What causes fibroids?
This question takes me back to my doctor’s office on the day of my diagnosis. It was naturally one of the questions I asked because I was curious about what had led me to develop fibroids. His response was they are caused by carcinogenic foods. Carcino-what now? He said oh don’t eat burnt rice (Kanzo) or scorched rice (if you want to be fancy). Errmmm… Doc, first of all, do I look like I eat kanzo, not that I don’t but why should that be the first food option you mention to me. Do you know me? Have you seen my diet plan? Of course, I didn’t ask him these questions. I’m not rude. He may or may not have been kidding but I took it quite seriously.
I later found out that though the growth of fibroids could be linked to what we eat, it is not simply just a dietary issue but is solely a reproductive health issue. I mean it is in the uterus so go figure! So the wisest response to my question should have been the uterus because as long as you have a uterus, you are most likely going to get it.

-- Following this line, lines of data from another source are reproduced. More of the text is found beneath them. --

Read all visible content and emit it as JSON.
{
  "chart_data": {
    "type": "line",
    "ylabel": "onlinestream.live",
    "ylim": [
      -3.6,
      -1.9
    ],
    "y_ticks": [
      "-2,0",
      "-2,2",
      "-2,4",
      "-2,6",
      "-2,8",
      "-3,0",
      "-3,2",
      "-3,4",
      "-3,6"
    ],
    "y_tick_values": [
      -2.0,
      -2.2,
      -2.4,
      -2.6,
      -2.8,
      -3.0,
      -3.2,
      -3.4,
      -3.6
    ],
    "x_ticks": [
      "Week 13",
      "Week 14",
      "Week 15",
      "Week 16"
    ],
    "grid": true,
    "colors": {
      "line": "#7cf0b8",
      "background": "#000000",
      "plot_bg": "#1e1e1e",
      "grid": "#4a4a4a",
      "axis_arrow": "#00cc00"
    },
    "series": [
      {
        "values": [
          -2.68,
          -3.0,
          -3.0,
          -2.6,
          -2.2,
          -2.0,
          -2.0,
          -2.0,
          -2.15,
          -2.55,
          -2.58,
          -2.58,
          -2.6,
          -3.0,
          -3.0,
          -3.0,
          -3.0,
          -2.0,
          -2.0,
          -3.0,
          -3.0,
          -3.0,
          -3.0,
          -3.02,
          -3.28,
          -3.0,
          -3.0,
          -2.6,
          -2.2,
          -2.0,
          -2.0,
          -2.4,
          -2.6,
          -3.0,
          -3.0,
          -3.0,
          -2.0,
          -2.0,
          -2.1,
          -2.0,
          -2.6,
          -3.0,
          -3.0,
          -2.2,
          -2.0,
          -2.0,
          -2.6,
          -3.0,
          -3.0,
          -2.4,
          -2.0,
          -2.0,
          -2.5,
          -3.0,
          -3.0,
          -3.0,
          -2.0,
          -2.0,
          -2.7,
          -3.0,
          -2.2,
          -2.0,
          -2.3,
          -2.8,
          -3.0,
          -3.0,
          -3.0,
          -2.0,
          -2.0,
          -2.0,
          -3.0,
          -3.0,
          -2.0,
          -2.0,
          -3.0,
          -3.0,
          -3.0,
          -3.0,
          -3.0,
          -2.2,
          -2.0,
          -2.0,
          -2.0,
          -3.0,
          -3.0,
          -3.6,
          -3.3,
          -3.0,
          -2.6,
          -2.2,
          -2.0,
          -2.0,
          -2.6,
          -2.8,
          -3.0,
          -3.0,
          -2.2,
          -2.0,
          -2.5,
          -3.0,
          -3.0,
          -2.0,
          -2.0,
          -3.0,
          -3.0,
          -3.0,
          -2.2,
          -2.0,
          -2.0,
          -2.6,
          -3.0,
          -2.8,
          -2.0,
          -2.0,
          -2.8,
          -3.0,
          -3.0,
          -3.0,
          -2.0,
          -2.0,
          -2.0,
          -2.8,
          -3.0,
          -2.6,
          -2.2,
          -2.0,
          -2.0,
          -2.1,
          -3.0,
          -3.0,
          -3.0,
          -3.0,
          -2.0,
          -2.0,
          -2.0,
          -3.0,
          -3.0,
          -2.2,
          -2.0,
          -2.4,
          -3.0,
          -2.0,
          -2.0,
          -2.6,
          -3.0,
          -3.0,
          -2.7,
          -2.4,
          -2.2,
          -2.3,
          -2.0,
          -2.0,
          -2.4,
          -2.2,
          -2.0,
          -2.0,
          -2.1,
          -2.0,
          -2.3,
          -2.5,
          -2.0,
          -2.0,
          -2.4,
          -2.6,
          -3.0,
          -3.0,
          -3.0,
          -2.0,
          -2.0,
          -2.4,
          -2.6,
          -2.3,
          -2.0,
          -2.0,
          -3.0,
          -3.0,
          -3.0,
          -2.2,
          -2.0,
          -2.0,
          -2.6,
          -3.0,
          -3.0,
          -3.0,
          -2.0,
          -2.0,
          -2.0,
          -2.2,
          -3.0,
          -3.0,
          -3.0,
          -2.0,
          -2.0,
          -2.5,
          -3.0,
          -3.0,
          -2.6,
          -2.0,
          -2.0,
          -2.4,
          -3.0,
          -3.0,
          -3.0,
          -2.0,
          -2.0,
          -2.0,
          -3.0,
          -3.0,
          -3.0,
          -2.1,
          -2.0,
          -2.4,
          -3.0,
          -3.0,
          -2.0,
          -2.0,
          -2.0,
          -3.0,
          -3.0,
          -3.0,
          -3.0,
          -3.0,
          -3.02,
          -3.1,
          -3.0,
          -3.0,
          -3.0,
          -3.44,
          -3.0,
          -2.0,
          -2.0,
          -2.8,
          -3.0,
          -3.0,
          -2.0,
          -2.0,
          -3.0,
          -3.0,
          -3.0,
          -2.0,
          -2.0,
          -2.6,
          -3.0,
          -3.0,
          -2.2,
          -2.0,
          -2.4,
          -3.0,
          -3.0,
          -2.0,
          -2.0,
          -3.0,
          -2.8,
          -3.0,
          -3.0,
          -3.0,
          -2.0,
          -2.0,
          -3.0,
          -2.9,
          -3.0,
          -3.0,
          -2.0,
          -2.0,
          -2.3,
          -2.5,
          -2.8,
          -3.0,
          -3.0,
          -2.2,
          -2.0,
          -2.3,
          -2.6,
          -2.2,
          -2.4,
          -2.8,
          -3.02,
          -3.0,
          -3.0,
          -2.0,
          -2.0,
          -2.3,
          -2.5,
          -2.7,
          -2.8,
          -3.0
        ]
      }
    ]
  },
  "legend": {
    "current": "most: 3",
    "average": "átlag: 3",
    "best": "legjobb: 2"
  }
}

To begin with, Hormones play an important role in the development and growth of fibroids. For the purpose of this topic, let’s narrow hormones down to estrogen and progesterone. These two are the most vital sex hormones in the female body that regulate the stimulation and development of the uterine lining during each menstrual cycle in preparation for pregnancy. For the body to function normally, it is important that these two vital sex hormones balance out in that the secretion of estrogen should not surpass that of progesterone. It is when these two hormones are thrown off balance that so many bad things such as fibroids begin to happen within the female body. Fibroids begin from a single cell and begin to multiply due to the presence of estrogen and progesterone in higher concentrations than normal uterine muscle cells.

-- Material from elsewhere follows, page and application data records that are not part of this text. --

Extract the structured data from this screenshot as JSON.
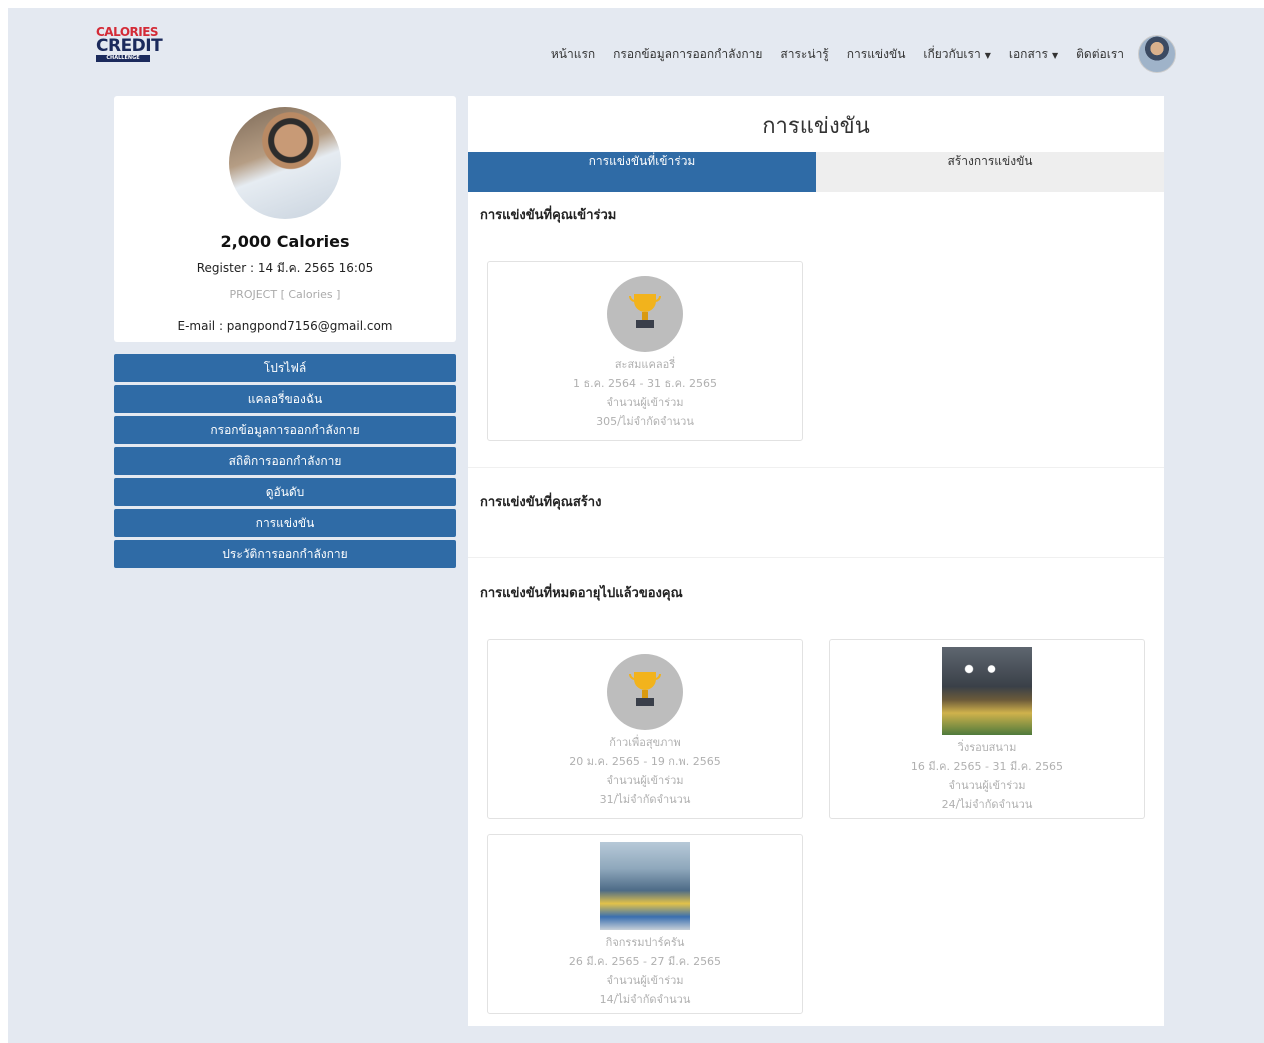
{
  "logo": {
    "line1": "CALORIES",
    "line2": "CREDIT",
    "line3": "CHALLENGE"
  },
  "nav": {
    "items": [
      "หน้าแรก",
      "กรอกข้อมูลการออกกำลังกาย",
      "สาระน่ารู้",
      "การแข่งขัน"
    ],
    "about": "เกี่ยวกับเรา",
    "documents": "เอกสาร",
    "contact": "ติดต่อเรา"
  },
  "profile": {
    "calories": "2,000 Calories",
    "register": "Register : 14 มี.ค. 2565 16:05",
    "project": "PROJECT [ Calories ]",
    "email": "E-mail : pangpond7156@gmail.com"
  },
  "side_menu": [
    "โปรไฟล์",
    "แคลอรี่ของฉัน",
    "กรอกข้อมูลการออกกำลังกาย",
    "สถิติการออกกำลังกาย",
    "ดูอันดับ",
    "การแข่งขัน",
    "ประวัติการออกกำลังกาย"
  ],
  "main": {
    "title": "การแข่งขัน",
    "tabs": [
      "การแข่งขันที่เข้าร่วม",
      "สร้างการแข่งขัน"
    ],
    "sections": {
      "joined": "การแข่งขันที่คุณเข้าร่วม",
      "created": "การแข่งขันที่คุณสร้าง",
      "expired": "การแข่งขันที่หมดอายุไปแล้วของคุณ"
    },
    "joined_cards": [
      {
        "name": "สะสมแคลอรี่",
        "dates": "1 ธ.ค. 2564 - 31 ธ.ค. 2565",
        "participants_label": "จำนวนผู้เข้าร่วม",
        "participants": "305/ไม่จำกัดจำนวน",
        "image": "trophy-icon"
      }
    ],
    "expired_cards": [
      {
        "name": "ก้าวเพื่อสุขภาพ",
        "dates": "20 ม.ค. 2565 - 19 ก.พ. 2565",
        "participants_label": "จำนวนผู้เข้าร่วม",
        "participants": "31/ไม่จำกัดจำนวน",
        "image": "trophy-icon"
      },
      {
        "name": "วิ่งรอบสนาม",
        "dates": "16 มี.ค. 2565 - 31 มี.ค. 2565",
        "participants_label": "จำนวนผู้เข้าร่วม",
        "participants": "24/ไม่จำกัดจำนวน",
        "image": "stadium-photo"
      },
      {
        "name": "กิจกรรมปาร์ครัน",
        "dates": "26 มี.ค. 2565 - 27 มี.ค. 2565",
        "participants_label": "จำนวนผู้เข้าร่วม",
        "participants": "14/ไม่จำกัดจำนวน",
        "image": "park-group-photo"
      }
    ]
  },
  "colors": {
    "primary": "#2f6ba6",
    "background": "#e4e9f1",
    "muted_text": "#b0b0b0"
  }
}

To be honest, I’m still trying to get the hang of this myself because it is so overwhelming. How do I know which hormone is being produced in excess and how this excess production is triggered! It is also important to note that, this is not a proven cause of fibroids but a high percent of cases seem to be related to hormonal imbalance. Sigh!
Aside hormonal imbalances, fibroids could also be hereditary in origin. If your Mum or sister or even your Aunt has/had it, it is possible that you will develop fibroids too. Although this is a risk factor and not a cause, you may still want to check your family history.
Some research also links rapid fibroid growth to pregnancy because during pregnancy, both estrogen and progesteron are produced in excess.
As I have said before, the causes of fibroids are not conclusive. This topic irks me so much because no one knows the origin of fibroids. At least for me, I can say I got fibroids through hereditary traits so even if I was living the most healthy lifestyle, it was still unavoidable. But what about those who live healthy lives and have no family history to point to? What is the cause of their fibroids? See eh, if I don’t stop here it will turn into an emotional rant and nobody wants that! Catch me in my next post.